I slid down to southern Indiana for a few days. The mosquitoes are still rampant in Michiana (don’t even think of rolling down the window while you’re waiting for the train), but down by McCormick’s Creek they’ve vanished. Everything is dry, dry, dry. No matter where I travel this year, the signs say “fire danger high,” sometimes “very high.”
The water in McCormick’s Creek is still flowing, but it’s shallow. The bigger fish are holed up in scattered deep-ish pools. I wish I knew their names. Next book purchase, a fish field guide. I’ve been reading Pilgrim at Tinker’s Creek for a while now. Like Dillard, I’m in no rush. I want to travel slowly enough to appreciate the fossils embedded in the creek bed, or all those black dots in the water that turn into snails in my hands, or the hawk (which one?) above the glade circling, circling, circling, until whoosh, a plummet, a meal, or the gray antennaed caterpillar crawling up the handrail (who in the heck is he/she going to be?). This must be the middle age craving for second childhood.

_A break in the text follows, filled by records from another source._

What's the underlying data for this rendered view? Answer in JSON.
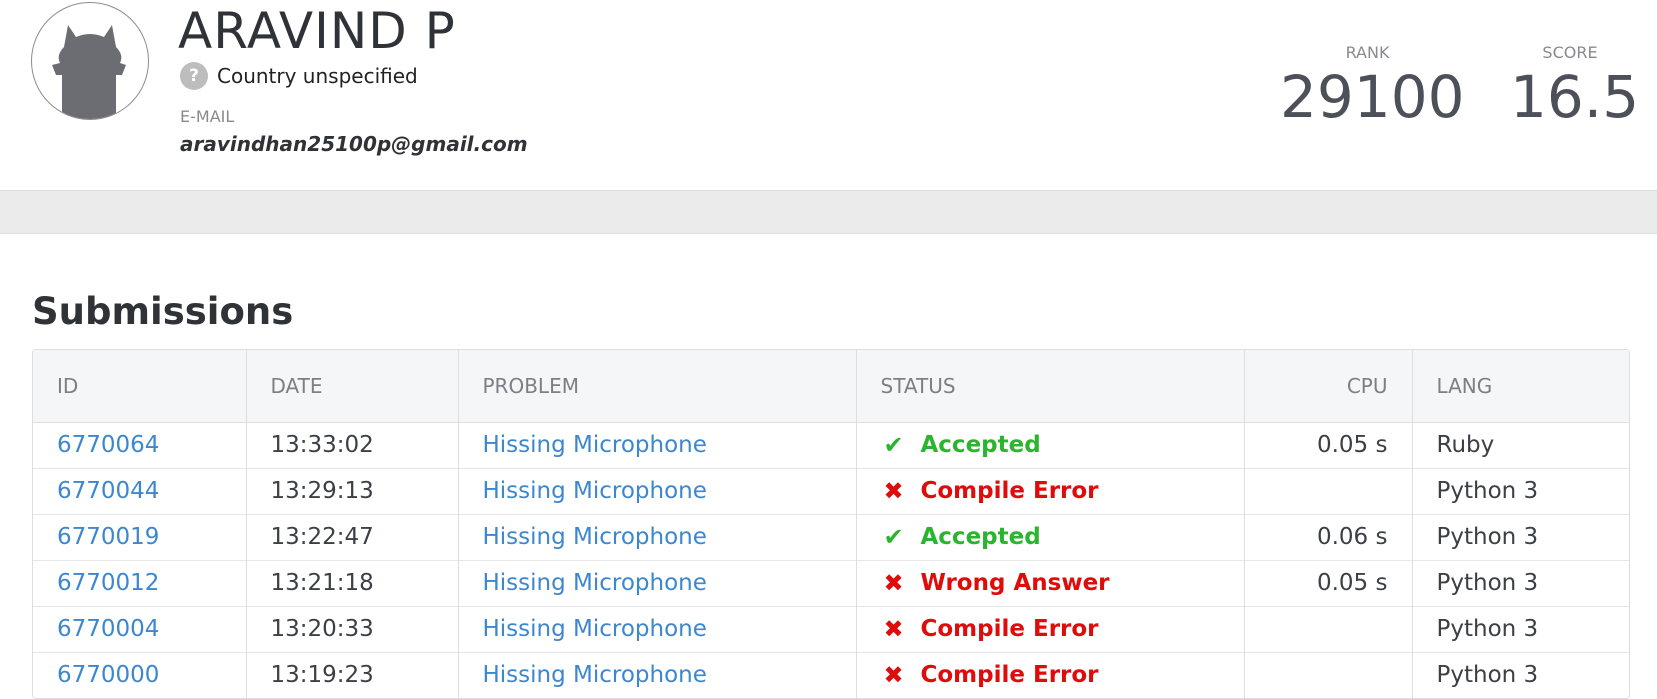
{
  "profile": {
    "name": "ARAVIND P",
    "country_icon": "question-mark",
    "country": "Country unspecified",
    "email_label": "E-MAIL",
    "email": "aravindhan25100p@gmail.com",
    "avatar_icon": "cat-silhouette"
  },
  "stats": {
    "rank_label": "RANK",
    "rank": "29100",
    "score_label": "SCORE",
    "score": "16.5"
  },
  "submissions": {
    "title": "Submissions",
    "columns": [
      "ID",
      "DATE",
      "PROBLEM",
      "STATUS",
      "CPU",
      "LANG"
    ],
    "rows": [
      {
        "id": "6770064",
        "date": "13:33:02",
        "problem": "Hissing Microphone",
        "status": "Accepted",
        "ok": true,
        "cpu": "0.05 s",
        "lang": "Ruby"
      },
      {
        "id": "6770044",
        "date": "13:29:13",
        "problem": "Hissing Microphone",
        "status": "Compile Error",
        "ok": false,
        "cpu": "",
        "lang": "Python 3"
      },
      {
        "id": "6770019",
        "date": "13:22:47",
        "problem": "Hissing Microphone",
        "status": "Accepted",
        "ok": true,
        "cpu": "0.06 s",
        "lang": "Python 3"
      },
      {
        "id": "6770012",
        "date": "13:21:18",
        "problem": "Hissing Microphone",
        "status": "Wrong Answer",
        "ok": false,
        "cpu": "0.05 s",
        "lang": "Python 3"
      },
      {
        "id": "6770004",
        "date": "13:20:33",
        "problem": "Hissing Microphone",
        "status": "Compile Error",
        "ok": false,
        "cpu": "",
        "lang": "Python 3"
      },
      {
        "id": "6770000",
        "date": "13:19:23",
        "problem": "Hissing Microphone",
        "status": "Compile Error",
        "ok": false,
        "cpu": "",
        "lang": "Python 3"
      }
    ]
  },
  "colors": {
    "accepted": "#2bb52f",
    "error": "#e00c0c",
    "link": "#3d87cf"
  }
}
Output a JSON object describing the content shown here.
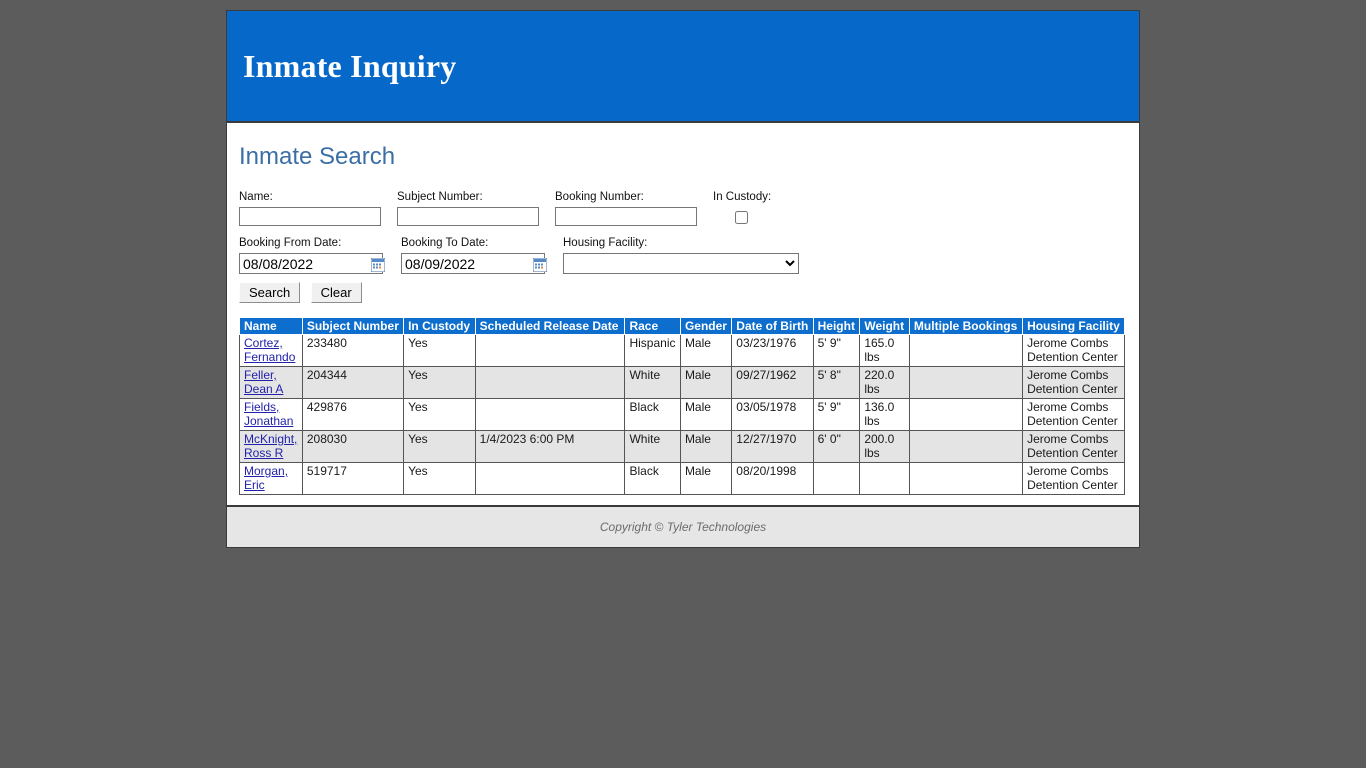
{
  "header": {
    "title": "Inmate Inquiry"
  },
  "section": {
    "title": "Inmate Search"
  },
  "search_form": {
    "name": {
      "label": "Name:",
      "value": "",
      "placeholder": ""
    },
    "subject_number": {
      "label": "Subject Number:",
      "value": "",
      "placeholder": ""
    },
    "booking_number": {
      "label": "Booking Number:",
      "value": "",
      "placeholder": ""
    },
    "in_custody": {
      "label": "In Custody:",
      "checked": false
    },
    "booking_from_date": {
      "label": "Booking From Date:",
      "value": "08/08/2022"
    },
    "booking_to_date": {
      "label": "Booking To Date:",
      "value": "08/09/2022"
    },
    "housing_facility": {
      "label": "Housing Facility:",
      "value": "",
      "options": [
        ""
      ]
    },
    "search_button": "Search",
    "clear_button": "Clear"
  },
  "results_table": {
    "columns": [
      "Name",
      "Subject Number",
      "In Custody",
      "Scheduled Release Date",
      "Race",
      "Gender",
      "Date of Birth",
      "Height",
      "Weight",
      "Multiple Bookings",
      "Housing Facility"
    ],
    "rows": [
      {
        "name": "Cortez, Fernando",
        "subject_number": "233480",
        "in_custody": "Yes",
        "scheduled_release_date": "",
        "race": "Hispanic",
        "gender": "Male",
        "date_of_birth": "03/23/1976",
        "height": "5' 9\"",
        "weight": "165.0 lbs",
        "multiple_bookings": "",
        "housing_facility": "Jerome Combs Detention Center"
      },
      {
        "name": "Feller, Dean A",
        "subject_number": "204344",
        "in_custody": "Yes",
        "scheduled_release_date": "",
        "race": "White",
        "gender": "Male",
        "date_of_birth": "09/27/1962",
        "height": "5' 8\"",
        "weight": "220.0 lbs",
        "multiple_bookings": "",
        "housing_facility": "Jerome Combs Detention Center"
      },
      {
        "name": "Fields, Jonathan",
        "subject_number": "429876",
        "in_custody": "Yes",
        "scheduled_release_date": "",
        "race": "Black",
        "gender": "Male",
        "date_of_birth": "03/05/1978",
        "height": "5' 9\"",
        "weight": "136.0 lbs",
        "multiple_bookings": "",
        "housing_facility": "Jerome Combs Detention Center"
      },
      {
        "name": "McKnight, Ross R",
        "subject_number": "208030",
        "in_custody": "Yes",
        "scheduled_release_date": "1/4/2023 6:00 PM",
        "race": "White",
        "gender": "Male",
        "date_of_birth": "12/27/1970",
        "height": "6' 0\"",
        "weight": "200.0 lbs",
        "multiple_bookings": "",
        "housing_facility": "Jerome Combs Detention Center"
      },
      {
        "name": "Morgan, Eric",
        "subject_number": "519717",
        "in_custody": "Yes",
        "scheduled_release_date": "",
        "race": "Black",
        "gender": "Male",
        "date_of_birth": "08/20/1998",
        "height": "",
        "weight": "",
        "multiple_bookings": "",
        "housing_facility": "Jerome Combs Detention Center"
      }
    ]
  },
  "footer": {
    "copyright": "Copyright © Tyler Technologies"
  },
  "colors": {
    "header_blue": "#0668c8",
    "table_header_blue": "#0d6ecd",
    "section_title_blue": "#3a6ea5",
    "link_blue": "#2222aa",
    "page_background": "#5c5c5c",
    "alt_row": "#e4e4e4",
    "footer_background": "#e6e6e6"
  }
}
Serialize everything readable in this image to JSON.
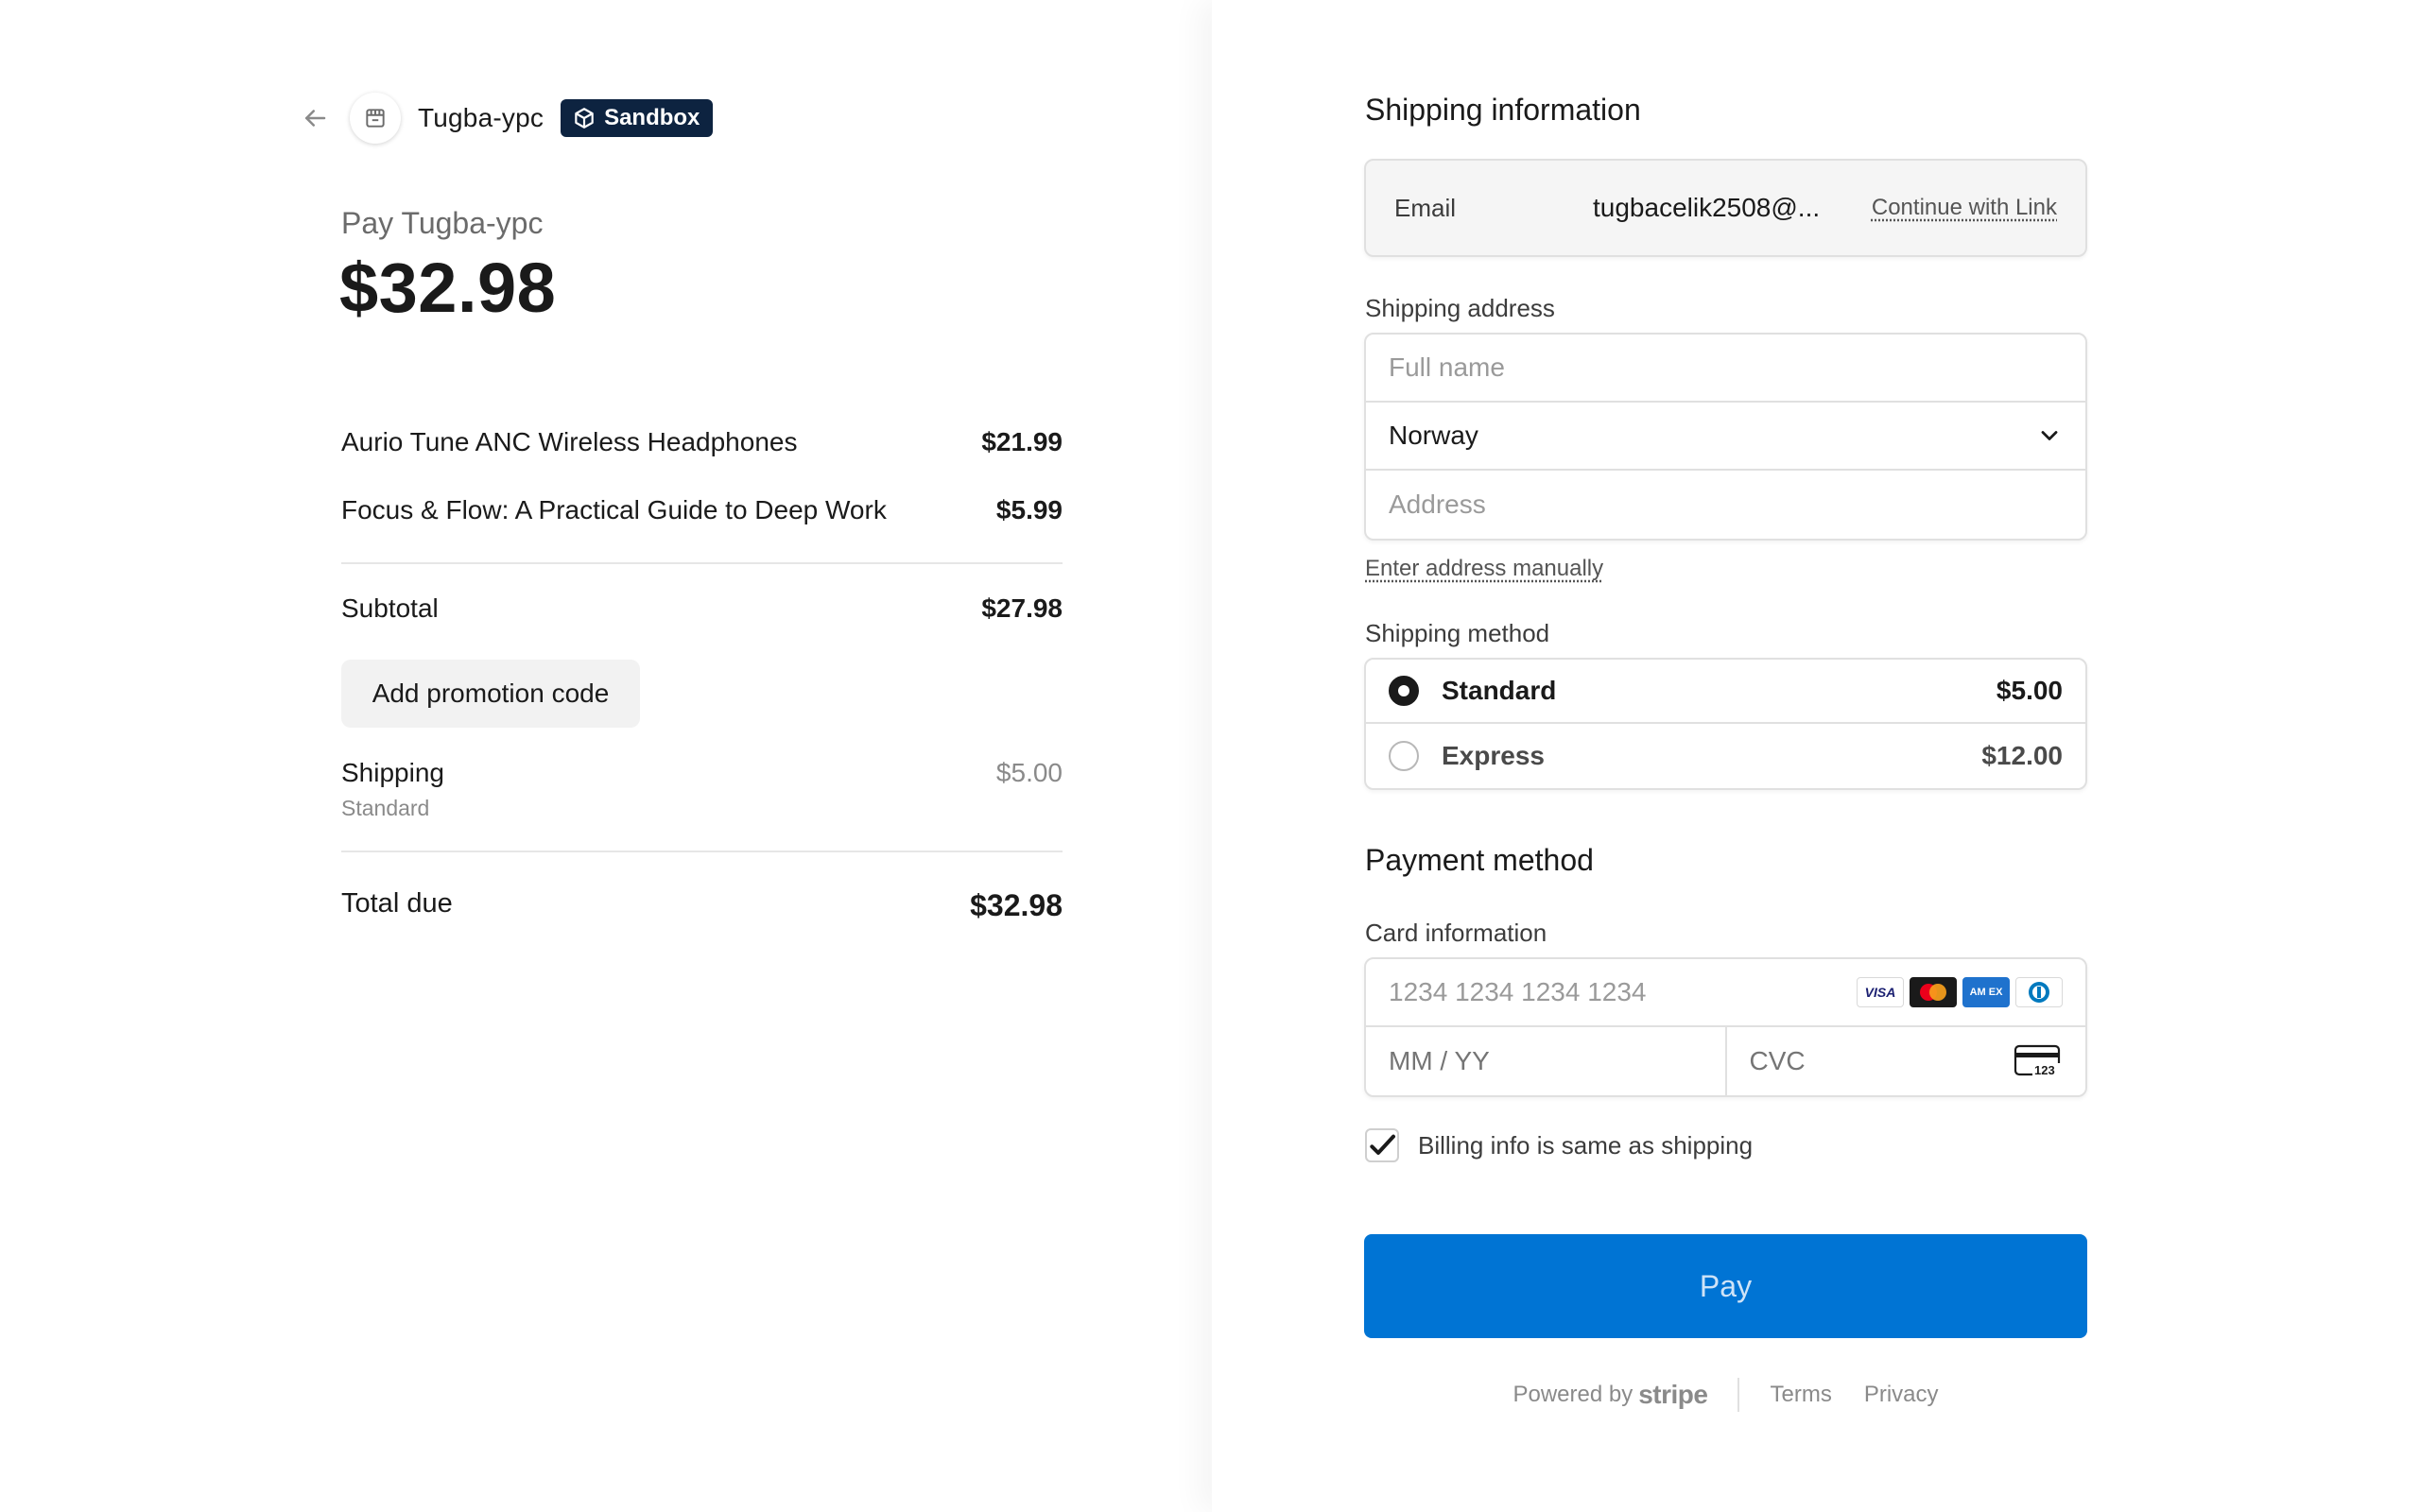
{
  "merchant": {
    "name": "Tugba-ypc",
    "badge": "Sandbox",
    "icon": "store-icon"
  },
  "summary": {
    "pay_label": "Pay Tugba-ypc",
    "total_amount": "$32.98",
    "items": [
      {
        "name": "Aurio Tune ANC Wireless Headphones",
        "price": "$21.99"
      },
      {
        "name": "Focus & Flow: A Practical Guide to Deep Work",
        "price": "$5.99"
      }
    ],
    "subtotal_label": "Subtotal",
    "subtotal": "$27.98",
    "promo_label": "Add promotion code",
    "shipping_label": "Shipping",
    "shipping_method": "Standard",
    "shipping_amount": "$5.00",
    "total_label": "Total due",
    "total_due": "$32.98"
  },
  "shipping_info": {
    "title": "Shipping information",
    "email_label": "Email",
    "email_value": "tugbacelik2508@...",
    "link_label": "Continue with Link",
    "address_label": "Shipping address",
    "full_name_placeholder": "Full name",
    "country": "Norway",
    "address_placeholder": "Address",
    "manual_link": "Enter address manually"
  },
  "shipping_method": {
    "label": "Shipping method",
    "options": [
      {
        "name": "Standard",
        "price": "$5.00",
        "selected": true
      },
      {
        "name": "Express",
        "price": "$12.00",
        "selected": false
      }
    ]
  },
  "payment": {
    "title": "Payment method",
    "card_label": "Card information",
    "card_placeholder": "1234 1234 1234 1234",
    "card_brands": [
      "VISA",
      "mastercard",
      "amex",
      "diners"
    ],
    "expiry_placeholder": "MM / YY",
    "cvc_placeholder": "CVC",
    "cvc_icon_text": "123",
    "billing_same_label": "Billing info is same as shipping",
    "billing_same_checked": true,
    "pay_label": "Pay"
  },
  "footer": {
    "powered_by": "Powered by",
    "brand": "stripe",
    "terms": "Terms",
    "privacy": "Privacy"
  },
  "colors": {
    "pay_button": "#0074d4",
    "sandbox_badge": "#0d2340"
  }
}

I want to touch things, but this time with eyes patient enough to see.